- Associated Press - Thursday, July 14, 2011

GRAND RAPIDS, Mich. (AP) — Mourners continued to file past the casket of former first lady Betty Ford at the Gerald R. Ford Presidential Museum on Thursday morning, and hundreds of people who admired the forthright Mrs. Ford are expected to gather along the route from the museum to the Episcopal church where she will be memorialized for a final time.

Mrs. Ford will be buried Thursday in the city where she grew up and wed the man who became the only president from Michigan. On Wednesday, hundreds filed past her flower-draped casket during a public viewing at the museum.

Mrs. Ford died Friday at age 93 and will be interred on the museum grounds next to her husband on what would have been his 98th birthday.

Lynne Cheney, wife of former Vice President Dick Cheney, was to speak at the service at Grace Episcopal Church, where the Fords married and where Mr. Ford also was memorialized following his death in 2006. Former first lady Barbara Bush and former President Bill Clinton also were expected to attend.

A smaller service was held Wednesday after Mrs. Ford‘s casket arrived at Gerald R. Ford International Airport and was escorted in a procession to the museum. Michigan Gov. Rick Snyder and other dignitaries attended that service with the Ford family before the public viewing. On Tuesday, a service at St. Margaret’s Episcopal Church in Palm Desert, Calif., was attended by 800 people, including former President George W. Bush and first lady Michelle Obama.

At least 300 mourners paid their respects Wednesday, some carrying flags and others sharing thoughts about the importance of the Fords to Grand Rapids and Michigan. The four-hour viewing followed a similar, and sometimes tearful, send-off by thousands of well-wishers in California earlier in the day.

Edna Jungers, 95, of Stillwater, Okla., and her 78-year-old niece, Yvonne Locker, drove from Ms. Locker’s summer home in Milwaukee to greet the casket as it arrived at the museum. They then joined hundreds of other mourners who slowly walked by Mrs. Ford‘s mahogany casket covered in pink and white flowers, with a presidential seal alight overhead and an honor guard standing in attendance.

“It’s wonderful to give her that much honor. She was worthy of it,” Ms. Jungers said.

On the way out, those paying their respects were handed a card with a photo of Mrs. Ford and a note of appreciation from the Ford family. A Ford granddaughter, 30-year-old Tyne Vance, shook hands with those leaving.

“Thank you for coming,” she said to each one.

Wednesday’s crowd wasn’t as large as that when Mr. Ford‘s funeral and memorial services were held over two icy winter days four years ago. But Betty Ford, who gave dance lessons in Grand Rapids and worked as a fashion coordinator and clothing buyer at the local Herpolscheimer’s department store before marrying Mr. Ford, was remembered fondly by those who came to pay homage.

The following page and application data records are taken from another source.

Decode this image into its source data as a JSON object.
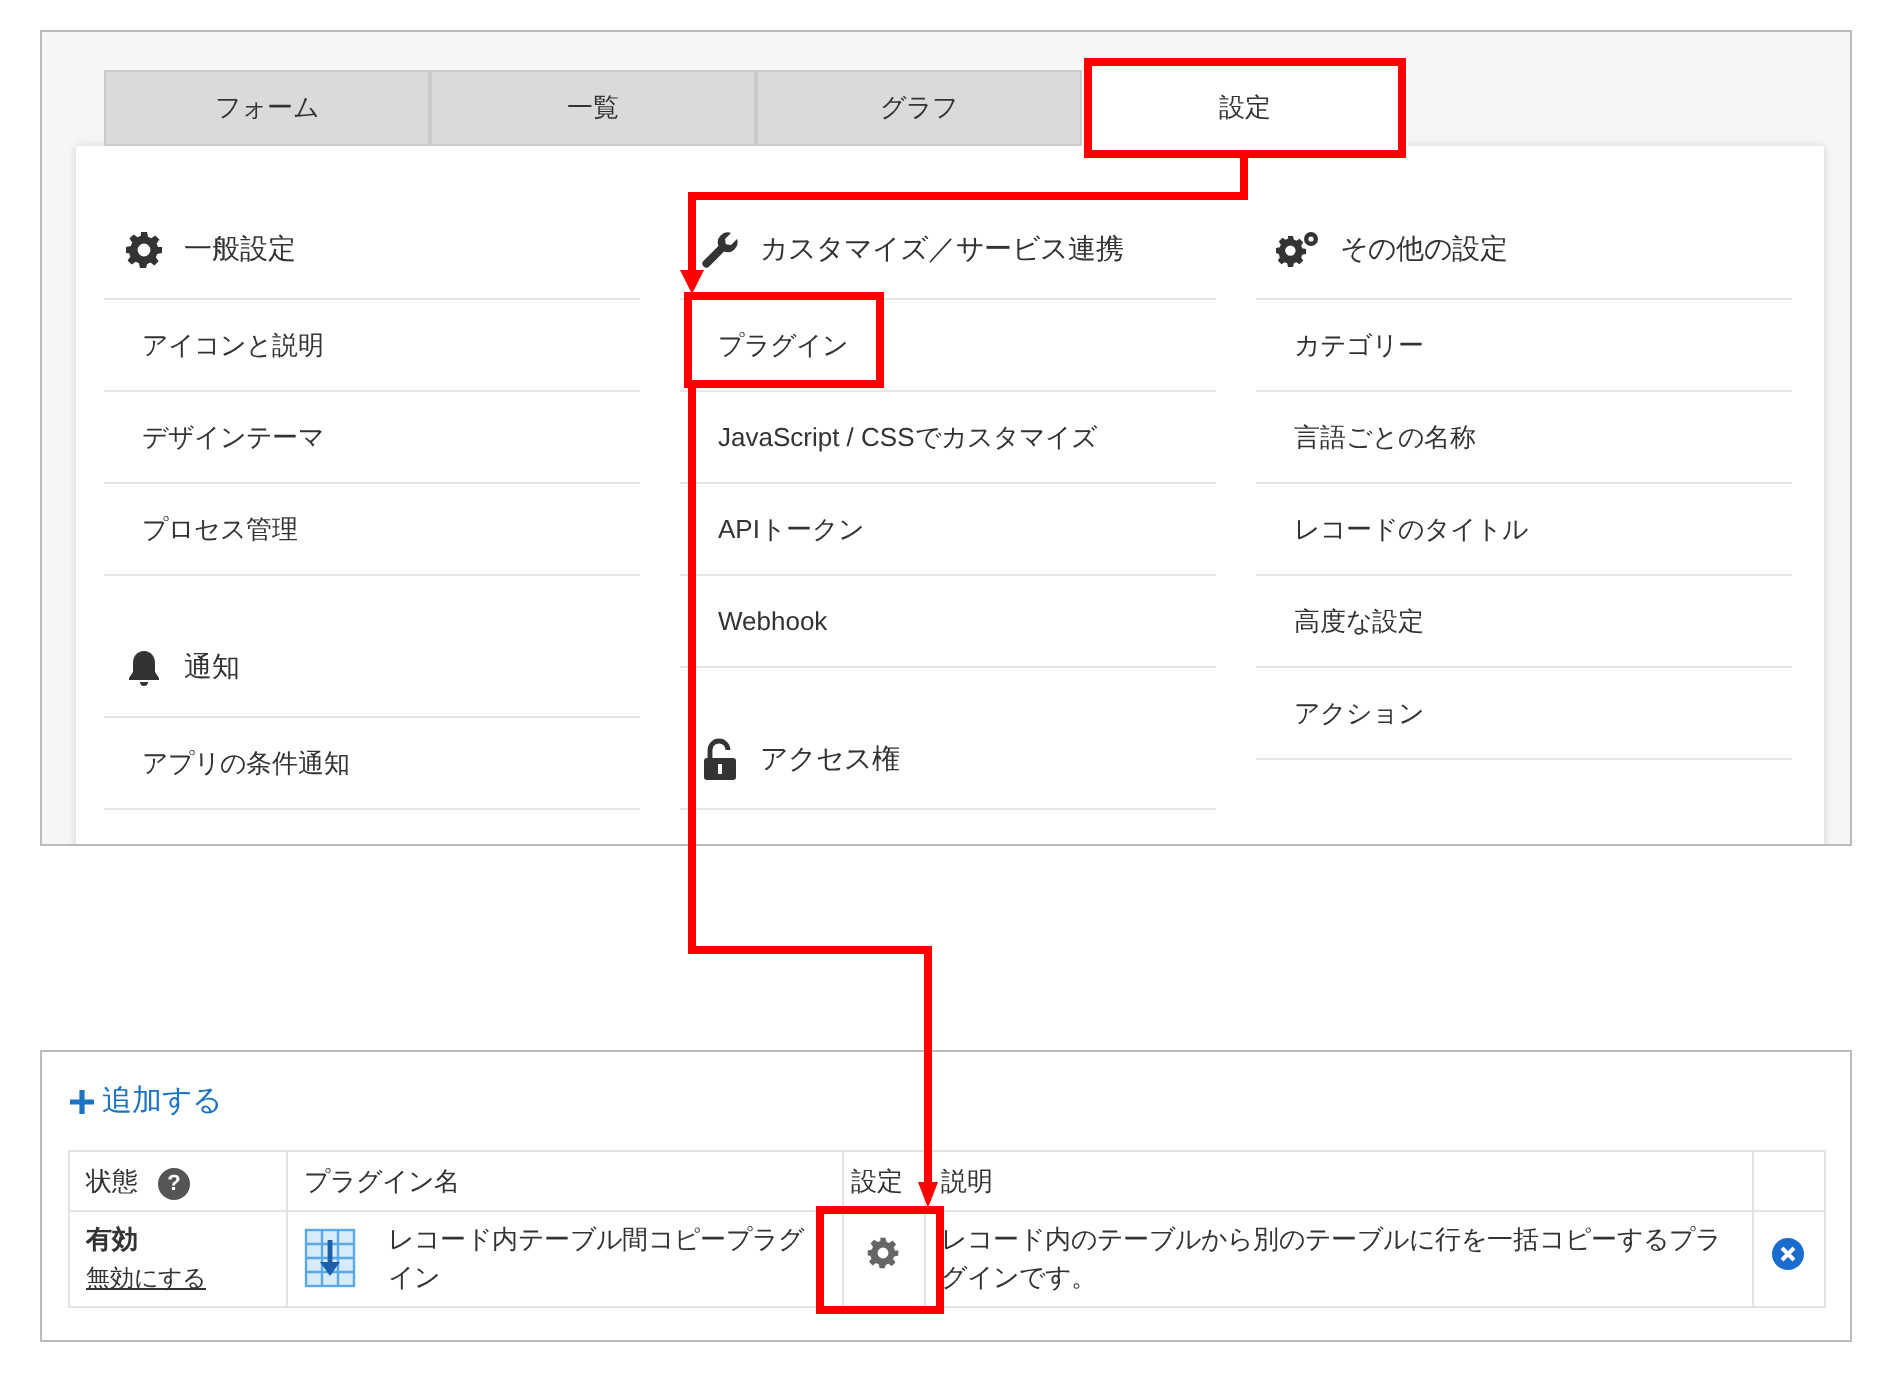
{
  "settings_panel": {
    "tabs": [
      {
        "label": "フォーム",
        "selected": false
      },
      {
        "label": "一覧",
        "selected": false
      },
      {
        "label": "グラフ",
        "selected": false
      },
      {
        "label": "設定",
        "selected": true
      }
    ],
    "columns": [
      {
        "sections": [
          {
            "title": "一般設定",
            "items": [
              "アイコンと説明",
              "デザインテーマ",
              "プロセス管理"
            ]
          },
          {
            "title": "通知",
            "items": [
              "アプリの条件通知"
            ]
          }
        ]
      },
      {
        "sections": [
          {
            "title": "カスタマイズ／サービス連携",
            "items": [
              "プラグイン",
              "JavaScript / CSSでカスタマイズ",
              "APIトークン",
              "Webhook"
            ]
          },
          {
            "title": "アクセス権"
          }
        ]
      },
      {
        "sections": [
          {
            "title": "その他の設定",
            "items": [
              "カテゴリー",
              "言語ごとの名称",
              "レコードのタイトル",
              "高度な設定",
              "アクション"
            ]
          }
        ]
      }
    ]
  },
  "plugins": {
    "add_link": "追加する",
    "columns": [
      {
        "label": "状態",
        "help": "?"
      },
      {
        "label": "プラグイン名"
      },
      {
        "label": "設定"
      },
      {
        "label": "説明"
      }
    ],
    "rows": [
      {
        "status": "有効",
        "toggle_link": "無効にする",
        "name": "レコード内テーブル間コピープラグイン",
        "description": "レコード内のテーブルから別のテーブルに行を一括コピーするプラグインです。"
      }
    ]
  }
}
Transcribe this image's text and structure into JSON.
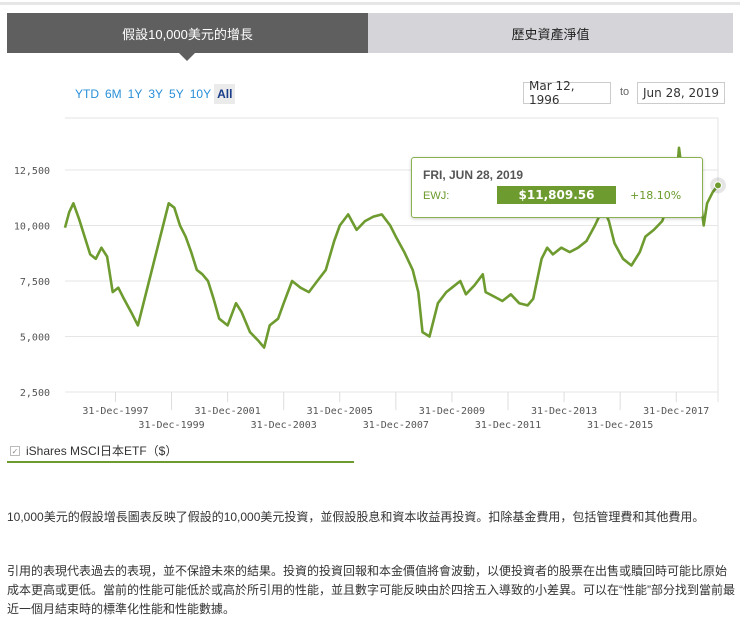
{
  "tabs": [
    {
      "label": "假設10,000美元的增長",
      "active": true
    },
    {
      "label": "歷史資產淨值",
      "active": false
    }
  ],
  "ranges": [
    "YTD",
    "6M",
    "1Y",
    "3Y",
    "5Y",
    "10Y",
    "All"
  ],
  "active_range": "All",
  "date_from": "Mar 12, 1996",
  "date_to_label": "to",
  "date_to": "Jun 28, 2019",
  "tooltip": {
    "date": "FRI, JUN 28, 2019",
    "label": "EWJ:",
    "value": "$11,809.56",
    "change": "+18.10%"
  },
  "legend": {
    "label": "iShares MSCI日本ETF（$）",
    "checked": true
  },
  "colors": {
    "series": "#6e9b2f",
    "tab_active": "#5f5f5f",
    "tab_inactive": "#d5d5d9",
    "link": "#2a8fd8"
  },
  "paragraphs": [
    "10,000美元的假設增長圖表反映了假設的10,000美元投資，並假設股息和資本收益再投資。扣除基金費用，包括管理費和其他費用。",
    "引用的表現代表過去的表現，並不保證未來的結果。投資的投資回報和本金價值將會波動，以便投資者的股票在出售或贖回時可能比原始成本更高或更低。當前的性能可能低於或高於所引用的性能，並且數字可能反映由於四捨五入導致的小差異。可以在“性能”部分找到當前最近一個月結束時的標準化性能和性能數據。"
  ],
  "chart_data": {
    "type": "line",
    "title": "",
    "xlabel": "",
    "ylabel": "",
    "ylim": [
      2500,
      13500
    ],
    "xlim": [
      1996.2,
      2019.49
    ],
    "yticks": [
      {
        "v": 2500,
        "label": "2,500"
      },
      {
        "v": 5000,
        "label": "5,000"
      },
      {
        "v": 7500,
        "label": "7,500"
      },
      {
        "v": 10000,
        "label": "10,000"
      },
      {
        "v": 12500,
        "label": "12,500"
      }
    ],
    "xticks": [
      {
        "t": 1998.0,
        "label": "31-Dec-1997",
        "row": 0
      },
      {
        "t": 2000.0,
        "label": "31-Dec-1999",
        "row": 1
      },
      {
        "t": 2002.0,
        "label": "31-Dec-2001",
        "row": 0
      },
      {
        "t": 2004.0,
        "label": "31-Dec-2003",
        "row": 1
      },
      {
        "t": 2006.0,
        "label": "31-Dec-2005",
        "row": 0
      },
      {
        "t": 2008.0,
        "label": "31-Dec-2007",
        "row": 1
      },
      {
        "t": 2010.0,
        "label": "31-Dec-2009",
        "row": 0
      },
      {
        "t": 2012.0,
        "label": "31-Dec-2011",
        "row": 1
      },
      {
        "t": 2014.0,
        "label": "31-Dec-2013",
        "row": 0
      },
      {
        "t": 2016.0,
        "label": "31-Dec-2015",
        "row": 1
      },
      {
        "t": 2018.0,
        "label": "31-Dec-2017",
        "row": 0
      }
    ],
    "series": [
      {
        "name": "iShares MSCI日本ETF（$）",
        "x": [
          1996.2,
          1996.35,
          1996.5,
          1996.7,
          1996.9,
          1997.1,
          1997.3,
          1997.5,
          1997.7,
          1997.9,
          1998.1,
          1998.3,
          1998.6,
          1998.8,
          1999.0,
          1999.2,
          1999.5,
          1999.7,
          1999.9,
          2000.1,
          2000.3,
          2000.5,
          2000.7,
          2000.9,
          2001.1,
          2001.3,
          2001.5,
          2001.7,
          2002.0,
          2002.3,
          2002.5,
          2002.8,
          2003.1,
          2003.3,
          2003.5,
          2003.8,
          2004.0,
          2004.3,
          2004.6,
          2004.9,
          2005.2,
          2005.5,
          2005.8,
          2006.0,
          2006.3,
          2006.6,
          2006.9,
          2007.2,
          2007.5,
          2007.8,
          2008.0,
          2008.3,
          2008.6,
          2008.8,
          2008.95,
          2009.2,
          2009.5,
          2009.8,
          2010.0,
          2010.3,
          2010.5,
          2010.8,
          2011.1,
          2011.2,
          2011.5,
          2011.8,
          2012.1,
          2012.4,
          2012.7,
          2012.9,
          2013.2,
          2013.4,
          2013.6,
          2013.9,
          2014.2,
          2014.5,
          2014.8,
          2015.1,
          2015.4,
          2015.6,
          2015.8,
          2016.1,
          2016.4,
          2016.7,
          2016.9,
          2017.2,
          2017.5,
          2017.8,
          2018.0,
          2018.1,
          2018.3,
          2018.6,
          2018.8,
          2018.98,
          2019.1,
          2019.3,
          2019.49
        ],
        "y": [
          9900,
          10600,
          11000,
          10300,
          9500,
          8700,
          8500,
          9000,
          8600,
          7000,
          7200,
          6700,
          6000,
          5500,
          6500,
          7500,
          9000,
          10000,
          11000,
          10800,
          10000,
          9500,
          8800,
          8000,
          7800,
          7500,
          6700,
          5800,
          5500,
          6500,
          6100,
          5200,
          4800,
          4500,
          5500,
          5800,
          6500,
          7500,
          7200,
          7000,
          7500,
          8000,
          9300,
          10000,
          10500,
          9800,
          10200,
          10400,
          10500,
          10000,
          9500,
          8800,
          8000,
          7000,
          5200,
          5000,
          6500,
          7000,
          7200,
          7500,
          6900,
          7300,
          7800,
          7000,
          6800,
          6600,
          6900,
          6500,
          6400,
          6700,
          8500,
          9000,
          8700,
          9000,
          8800,
          9000,
          9300,
          10000,
          10800,
          10200,
          9200,
          8500,
          8200,
          8800,
          9500,
          9800,
          10200,
          11200,
          12000,
          13500,
          11500,
          11200,
          11800,
          10000,
          11000,
          11500,
          11809.56
        ]
      }
    ]
  }
}
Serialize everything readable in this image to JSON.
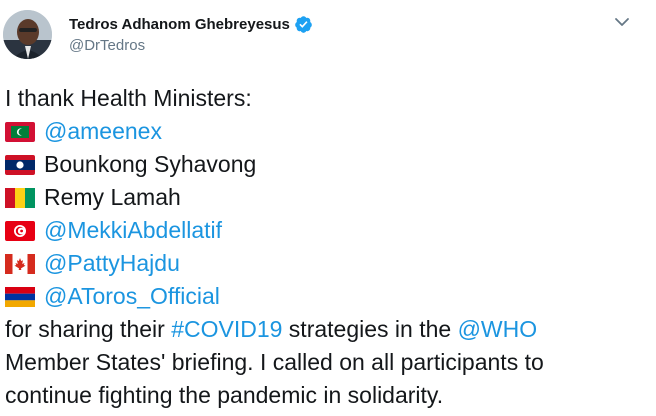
{
  "author": {
    "name": "Tedros Adhanom Ghebreyesus",
    "handle": "@DrTedros",
    "verified": true
  },
  "icons": {
    "verified": "verified-badge-icon",
    "menu": "chevron-down-icon"
  },
  "colors": {
    "link": "#1b95e0",
    "text": "#14171a",
    "secondary": "#657786",
    "verified": "#1da1f2"
  },
  "tweet": {
    "intro": "I thank Health Ministers:",
    "ministers": [
      {
        "flag": "maldives-flag-icon",
        "text": "@ameenex",
        "is_link": true
      },
      {
        "flag": "laos-flag-icon",
        "text": "Bounkong Syhavong",
        "is_link": false
      },
      {
        "flag": "guinea-flag-icon",
        "text": "Remy Lamah",
        "is_link": false
      },
      {
        "flag": "tunisia-flag-icon",
        "text": "@MekkiAbdellatif",
        "is_link": true
      },
      {
        "flag": "canada-flag-icon",
        "text": "@PattyHajdu",
        "is_link": true
      },
      {
        "flag": "armenia-flag-icon",
        "text": "@AToros_Official",
        "is_link": true
      }
    ],
    "closing": {
      "line1_pre": "for sharing their ",
      "hashtag": "#COVID19",
      "line1_mid": " strategies in the ",
      "mention": "@WHO",
      "line2": "Member States' briefing. I called on all participants to",
      "line3": "continue fighting the pandemic in solidarity."
    }
  }
}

“She really reached out to all the people who struggled … with drug and alcohol addiction,” said John Patrick Jr., a 38-year-old Grand Rapids resident who works with dialysis patients and sees the ravages alcoholism can wreak. “She was very gracious.”

Thousands of people have signed condolence books in Grand Rapids for Mrs. Ford since Saturday.

For former Michigan Secretary of State Terri Lynn Land and friends Joni Vander Till and Vicki Avink, the public viewing was a chance to talk about the days when the three young women greeted the Fords on the airport tarmac on their returns to Michigan with hand-lettered signs that read, “Welcome home, Jerry,” and “Welcome home, Betty.”

All three were “Scatterblitzers” during Mr. Ford‘s 1976 presidential campaign, young women who traveled around the Midwest and handed out Michigan apples for Mr. Ford. Ms. Land said Mrs.Ford gave them someone else to respect and admire besides the well-regarded president, as she played a large role in caring for her family and boosting her husband’s career — in her own outspoken way.

Story Continues →